## [Data excerpts]

- Opening Delimiter -

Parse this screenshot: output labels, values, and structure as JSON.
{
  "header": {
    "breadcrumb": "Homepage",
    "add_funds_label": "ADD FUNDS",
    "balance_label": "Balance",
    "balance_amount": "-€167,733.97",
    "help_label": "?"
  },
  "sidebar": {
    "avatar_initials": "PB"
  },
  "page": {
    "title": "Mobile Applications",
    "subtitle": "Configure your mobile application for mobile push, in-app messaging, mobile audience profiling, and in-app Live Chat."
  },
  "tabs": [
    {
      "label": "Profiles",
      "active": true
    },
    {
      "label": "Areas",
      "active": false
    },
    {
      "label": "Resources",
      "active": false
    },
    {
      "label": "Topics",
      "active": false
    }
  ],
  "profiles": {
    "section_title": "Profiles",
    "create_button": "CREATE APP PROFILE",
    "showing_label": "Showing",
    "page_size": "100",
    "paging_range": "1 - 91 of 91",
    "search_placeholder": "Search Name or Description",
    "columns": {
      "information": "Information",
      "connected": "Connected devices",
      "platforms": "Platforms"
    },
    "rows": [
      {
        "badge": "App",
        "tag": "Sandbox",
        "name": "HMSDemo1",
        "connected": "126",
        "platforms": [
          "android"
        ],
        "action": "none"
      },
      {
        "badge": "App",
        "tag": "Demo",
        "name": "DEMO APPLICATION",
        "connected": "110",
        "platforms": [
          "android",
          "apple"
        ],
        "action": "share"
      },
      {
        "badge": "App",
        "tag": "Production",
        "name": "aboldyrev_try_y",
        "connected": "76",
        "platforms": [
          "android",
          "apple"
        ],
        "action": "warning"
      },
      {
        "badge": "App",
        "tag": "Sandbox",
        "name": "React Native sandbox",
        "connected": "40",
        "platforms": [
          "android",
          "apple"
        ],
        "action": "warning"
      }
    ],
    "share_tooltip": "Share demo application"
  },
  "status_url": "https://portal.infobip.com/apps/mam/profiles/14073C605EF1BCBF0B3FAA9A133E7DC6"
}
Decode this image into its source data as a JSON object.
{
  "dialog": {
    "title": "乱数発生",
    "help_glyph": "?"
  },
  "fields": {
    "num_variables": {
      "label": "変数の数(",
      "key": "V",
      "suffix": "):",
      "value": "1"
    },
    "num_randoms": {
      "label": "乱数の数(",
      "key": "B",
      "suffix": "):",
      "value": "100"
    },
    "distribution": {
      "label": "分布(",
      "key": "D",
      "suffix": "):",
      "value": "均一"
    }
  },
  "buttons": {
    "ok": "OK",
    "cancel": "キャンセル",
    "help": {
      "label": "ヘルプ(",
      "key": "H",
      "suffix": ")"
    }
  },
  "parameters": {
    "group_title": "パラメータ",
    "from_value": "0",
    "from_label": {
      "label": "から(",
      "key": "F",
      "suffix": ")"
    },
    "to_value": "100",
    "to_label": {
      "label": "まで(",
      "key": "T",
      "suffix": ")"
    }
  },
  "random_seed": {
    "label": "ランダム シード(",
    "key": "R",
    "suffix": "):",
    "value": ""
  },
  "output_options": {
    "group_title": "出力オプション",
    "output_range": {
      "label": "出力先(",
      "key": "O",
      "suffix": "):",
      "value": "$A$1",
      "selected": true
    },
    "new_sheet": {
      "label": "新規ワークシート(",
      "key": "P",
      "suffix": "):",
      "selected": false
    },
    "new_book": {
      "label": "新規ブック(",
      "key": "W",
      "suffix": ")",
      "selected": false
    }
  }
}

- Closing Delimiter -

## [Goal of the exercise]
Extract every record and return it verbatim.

## [Solution to the exercise]
Parse this screenshot: output labels, values, and structure as JSON.
{
  "header": {
    "breadcrumb": "Homepage",
    "add_funds_label": "ADD FUNDS",
    "balance_label": "Balance",
    "balance_amount": "-€167,733.97",
    "help_label": "?"
  },
  "sidebar": {
    "avatar_initials": "PB"
  },
  "page": {
    "title": "Mobile Applications",
    "subtitle": "Configure your mobile application for mobile push, in-app messaging, mobile audience profiling, and in-app Live Chat."
  },
  "tabs": [
    {
      "label": "Profiles",
      "active": true
    },
    {
      "label": "Areas",
      "active": false
    },
    {
      "label": "Resources",
      "active": false
    },
    {
      "label": "Topics",
      "active": false
    }
  ],
  "profiles": {
    "section_title": "Profiles",
    "create_button": "CREATE APP PROFILE",
    "showing_label": "Showing",
    "page_size": "100",
    "paging_range": "1 - 91 of 91",
    "search_placeholder": "Search Name or Description",
    "columns": {
      "information": "Information",
      "connected": "Connected devices",
      "platforms": "Platforms"
    },
    "rows": [
      {
        "badge": "App",
        "tag": "Sandbox",
        "name": "HMSDemo1",
        "connected": "126",
        "platforms": [
          "android"
        ],
        "action": "none"
      },
      {
        "badge": "App",
        "tag": "Demo",
        "name": "DEMO APPLICATION",
        "connected": "110",
        "platforms": [
          "android",
          "apple"
        ],
        "action": "share"
      },
      {
        "badge": "App",
        "tag": "Production",
        "name": "aboldyrev_try_y",
        "connected": "76",
        "platforms": [
          "android",
          "apple"
        ],
        "action": "warning"
      },
      {
        "badge": "App",
        "tag": "Sandbox",
        "name": "React Native sandbox",
        "connected": "40",
        "platforms": [
          "android",
          "apple"
        ],
        "action": "warning"
      }
    ],
    "share_tooltip": "Share demo application"
  },
  "status_url": "https://portal.infobip.com/apps/mam/profiles/14073C605EF1BCBF0B3FAA9A133E7DC6"
}
Decode this image into its source data as a JSON object.
{
  "dialog": {
    "title": "乱数発生",
    "help_glyph": "?"
  },
  "fields": {
    "num_variables": {
      "label": "変数の数(",
      "key": "V",
      "suffix": "):",
      "value": "1"
    },
    "num_randoms": {
      "label": "乱数の数(",
      "key": "B",
      "suffix": "):",
      "value": "100"
    },
    "distribution": {
      "label": "分布(",
      "key": "D",
      "suffix": "):",
      "value": "均一"
    }
  },
  "buttons": {
    "ok": "OK",
    "cancel": "キャンセル",
    "help": {
      "label": "ヘルプ(",
      "key": "H",
      "suffix": ")"
    }
  },
  "parameters": {
    "group_title": "パラメータ",
    "from_value": "0",
    "from_label": {
      "label": "から(",
      "key": "F",
      "suffix": ")"
    },
    "to_value": "100",
    "to_label": {
      "label": "まで(",
      "key": "T",
      "suffix": ")"
    }
  },
  "random_seed": {
    "label": "ランダム シード(",
    "key": "R",
    "suffix": "):",
    "value": ""
  },
  "output_options": {
    "group_title": "出力オプション",
    "output_range": {
      "label": "出力先(",
      "key": "O",
      "suffix": "):",
      "value": "$A$1",
      "selected": true
    },
    "new_sheet": {
      "label": "新規ワークシート(",
      "key": "P",
      "suffix": "):",
      "selected": false
    },
    "new_book": {
      "label": "新規ブック(",
      "key": "W",
      "suffix": ")",
      "selected": false
    }
  }
}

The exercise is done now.